DEW provides customer service directly to the public through a wide range of roles and functions including our parks and rangers, gardens and horticulturalists, customer service desks and customer service officers, licencing and permit programs, commercial sites, licences and leases, volunteer programs, and through our website communications and social media channels.

We also continuously contribute to high quality customer service by re-evaluating our programs and procedures, looking for opportunities to become more efficient and responsive across the agency.

I expect all staff to commit to a high level of customer service and to embrace the core principles of quality customer service: communicate clearly, commit to address matters in a meaningful way, safeguard confidentiality and be transparent about our processes. We are committed to putting community at the centre of our work.

Our Water Licensing Branch, our Customer Service Centre, and our Complaints teams have been busy in this space.

These teams strive to understand our customers’ needs and values by embracing digital technology reforms, delivering high-quality direct services, and learning from our complaints to strive to understand our customers’ needs and values.

Proactively adopting digital technology and reform is key to ensuring customers are engaged both efficiently and through their channel of choice.

Water Licensing Branch has transformed its water licensing services using digital technology.

The introduction of its online ‘smart’ forms simplifies transactions, better assists licence holders to be compliant, allows online payment and permit applications.  

A further improvement to the customer experience will be achieved through delivery of a modern online water register, which is expected to go live in 2021.

DEW’s direct face-to-face engagement with customers has a direct impact on the agency’s public persona. Public facing staff are often the public’s first and lasting impression of our agency’s work, so it really matters.

Our Waymouth Street Customer Services Centre delivers a range of DEW’s public-facing customer services including responding to enquiries related to park visitation and online bookings, supporting various business areas in their customer service delivery (such as Mapland, Fauna Permits and Water Licensing), and responding to other DEW related enquiries.

The team has taken advantage of the reduced foot traffic at Waymouth Street (during the pandemic) to explore how the delivery of services can be enhanced, both by embracing online delivery and refreshing its approach to staff interactions with our customers.

I know of other areas that have also used technology to improve the way they deliver customer service.
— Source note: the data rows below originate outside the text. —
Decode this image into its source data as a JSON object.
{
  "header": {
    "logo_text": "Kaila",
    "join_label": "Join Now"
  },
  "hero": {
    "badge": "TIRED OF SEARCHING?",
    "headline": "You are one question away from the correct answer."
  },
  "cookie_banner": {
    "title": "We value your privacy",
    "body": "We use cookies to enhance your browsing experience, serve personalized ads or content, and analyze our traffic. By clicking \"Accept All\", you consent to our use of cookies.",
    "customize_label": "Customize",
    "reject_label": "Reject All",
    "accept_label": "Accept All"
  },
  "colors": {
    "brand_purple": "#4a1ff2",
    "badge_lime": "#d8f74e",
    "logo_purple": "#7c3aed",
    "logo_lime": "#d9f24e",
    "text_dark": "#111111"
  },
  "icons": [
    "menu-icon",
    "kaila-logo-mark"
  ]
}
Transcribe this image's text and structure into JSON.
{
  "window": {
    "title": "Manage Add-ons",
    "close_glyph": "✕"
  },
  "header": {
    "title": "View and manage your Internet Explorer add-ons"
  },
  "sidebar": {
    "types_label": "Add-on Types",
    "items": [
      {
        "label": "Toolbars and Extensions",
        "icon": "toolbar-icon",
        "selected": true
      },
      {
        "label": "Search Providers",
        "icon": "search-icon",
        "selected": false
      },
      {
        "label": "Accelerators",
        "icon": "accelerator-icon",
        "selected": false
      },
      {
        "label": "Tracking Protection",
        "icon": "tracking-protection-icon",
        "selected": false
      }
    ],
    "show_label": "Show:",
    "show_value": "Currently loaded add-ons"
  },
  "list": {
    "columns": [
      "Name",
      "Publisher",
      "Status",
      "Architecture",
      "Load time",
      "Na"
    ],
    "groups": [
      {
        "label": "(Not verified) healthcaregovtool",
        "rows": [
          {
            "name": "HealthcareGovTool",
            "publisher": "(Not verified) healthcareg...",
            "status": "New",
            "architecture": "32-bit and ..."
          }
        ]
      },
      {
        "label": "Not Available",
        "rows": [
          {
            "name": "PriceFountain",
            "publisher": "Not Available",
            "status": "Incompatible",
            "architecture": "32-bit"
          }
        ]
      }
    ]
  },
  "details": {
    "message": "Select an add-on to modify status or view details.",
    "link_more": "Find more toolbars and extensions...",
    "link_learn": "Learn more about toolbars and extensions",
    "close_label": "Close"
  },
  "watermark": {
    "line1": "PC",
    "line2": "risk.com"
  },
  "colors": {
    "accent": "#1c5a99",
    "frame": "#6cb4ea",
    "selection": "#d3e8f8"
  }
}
All of these areas have taken the opportunity to review their practices and consider ways to better share information to improve the use of technology and customer service experience.

This includes more practical training, developing dynamic and real-time tools to assist the public, and ways to share experiences within the agency.

Of course, at times our customers are not satisfied with the service they have received. I expect everyone to treat complaints from members of the public as opportunities: to reflect, to learn, and to do better. 

Effective complaint management practices identify and mitigate business risks. This in turn reduces costs, eases unnecessary work effort and simplifies work processes. 

DEW has an internal system for recording and reporting complaints and feedback from the public administered by the Complaints Team (in the Office of the Chief Executive). That team is always available to provide assistance and support.

All of that said, we do not receive many complaints, especially given the number of areas and different ways our business provide services to the community, which is a credit to the commitment each of you brings to this aspect of our work. 

With Christmas approaching, we must turn our minds to how we will ensure the availability of our services over the holiday period.

As during the pandemic, we can put technology to work to stay connected with the community, and to provide our services, even if our office doors might be closed in some places for a few days. Science Strategy and Corporate Services Executive Directors Sandy Carruthers will be in touch soon with more detail.

In the meantime, thank you for the ongoing commitment and outstanding contribution each of you is making to our work. It is acknowledged and appreciated.

Take care,


John Schutz